Bill Bowen

Bill Bowen was a Jehovah's Witnesse elder for a congregation in the state of Kentucky, the United States. Bowen had discovered that the Presiding Overseer of his congregation (the "head" elder) had admitted to child molestation some years before and yet retained his position in the congregation. When Bowen questioned the other elders in his congregation about this, they referred him to the 1972 Kingdom Ministry instructions (quoted earlier on this webpage) and stated that it had been many years since this sin, and the man had since lived a seemingly spotless life, thus he was not removed from his position in the congregation. This did not sit well with Bowen as he then began to fear for the safety of the children in his congregation. Not sure what to do, he posted a message on an online Jehovah's Witness discussion forum, asking if anyone other elders on the forum encountered similar experiences in their congregations. One of the members of the forum happened to be acquainted with Barbara Anderson and thus facilitated communication between Anderson and Bowen. Once connected, Anderson and Bowen joined together to "out" this shameful situation, resulting in their disfellowshippings. You can read Bowen's own account of his disfellowshipping here.

Bowen has created a website, named "Silent Lambs", designed to help victims of Jehovah's Witness pedophiles. You can access this website through the following link:


Additional Information

Chain of correspondence regarding the Watchtower Society's abuse policies. (Names and dates are removed)

Press release regarding ones disfellowshipped for publicizing sexual abuse; Bowen's appeal letter; Watchtower Society definition of "disfellowshipping"

Nashville Tennessee news reporting abuse case settlements

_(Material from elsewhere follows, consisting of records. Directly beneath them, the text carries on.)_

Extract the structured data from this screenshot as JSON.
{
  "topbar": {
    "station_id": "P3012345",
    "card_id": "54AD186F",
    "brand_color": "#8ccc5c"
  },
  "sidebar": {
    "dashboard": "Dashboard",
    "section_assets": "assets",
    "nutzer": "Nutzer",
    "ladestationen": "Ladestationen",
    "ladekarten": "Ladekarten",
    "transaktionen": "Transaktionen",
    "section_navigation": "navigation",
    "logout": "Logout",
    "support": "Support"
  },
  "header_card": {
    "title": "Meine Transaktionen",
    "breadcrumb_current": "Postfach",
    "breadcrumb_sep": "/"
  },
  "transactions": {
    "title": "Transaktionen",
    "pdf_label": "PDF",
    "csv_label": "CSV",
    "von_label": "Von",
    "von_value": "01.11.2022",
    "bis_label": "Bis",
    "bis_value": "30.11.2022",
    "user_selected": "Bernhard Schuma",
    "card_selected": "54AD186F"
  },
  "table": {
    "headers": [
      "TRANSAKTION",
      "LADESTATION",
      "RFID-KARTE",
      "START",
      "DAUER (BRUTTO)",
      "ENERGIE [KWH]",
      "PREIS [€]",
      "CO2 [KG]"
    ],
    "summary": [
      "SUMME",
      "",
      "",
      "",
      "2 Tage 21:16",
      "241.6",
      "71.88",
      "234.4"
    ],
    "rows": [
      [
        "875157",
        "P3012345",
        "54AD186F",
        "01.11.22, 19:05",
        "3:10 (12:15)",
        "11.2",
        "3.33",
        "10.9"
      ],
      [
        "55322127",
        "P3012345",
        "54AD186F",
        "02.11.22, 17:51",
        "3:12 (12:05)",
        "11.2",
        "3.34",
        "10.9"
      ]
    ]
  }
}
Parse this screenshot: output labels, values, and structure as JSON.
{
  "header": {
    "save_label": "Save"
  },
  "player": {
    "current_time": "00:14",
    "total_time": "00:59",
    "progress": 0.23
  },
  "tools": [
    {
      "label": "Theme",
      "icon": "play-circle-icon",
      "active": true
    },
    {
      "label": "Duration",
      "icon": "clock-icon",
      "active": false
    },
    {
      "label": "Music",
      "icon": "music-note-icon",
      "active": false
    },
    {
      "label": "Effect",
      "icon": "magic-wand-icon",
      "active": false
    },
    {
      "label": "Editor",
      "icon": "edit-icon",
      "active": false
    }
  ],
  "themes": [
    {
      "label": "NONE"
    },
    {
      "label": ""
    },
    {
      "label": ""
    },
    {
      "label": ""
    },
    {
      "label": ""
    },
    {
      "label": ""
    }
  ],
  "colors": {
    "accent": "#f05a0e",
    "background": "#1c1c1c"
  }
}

News Transcript from BBC program "Panorama", titled "Suffer the Little Children", regarding Jehovah's Witness sexual abuse of children

Another NBC news story regarding Jehovah's Witness pedophiles (from 2007)

News video clip describing the problem of Jehovah's Witness pedophiles (about 3 1/2 minutes long)

Site for Jehovah's Witness abuse issues, Victoria State, Australia

In 2012 the Watchtower Society lost a landmark case in which they were ordered to pay out $28 million dollars to a former member who victimized by the Watchtower Society's policy of protecting molesters. For details on this situation, please click HERE.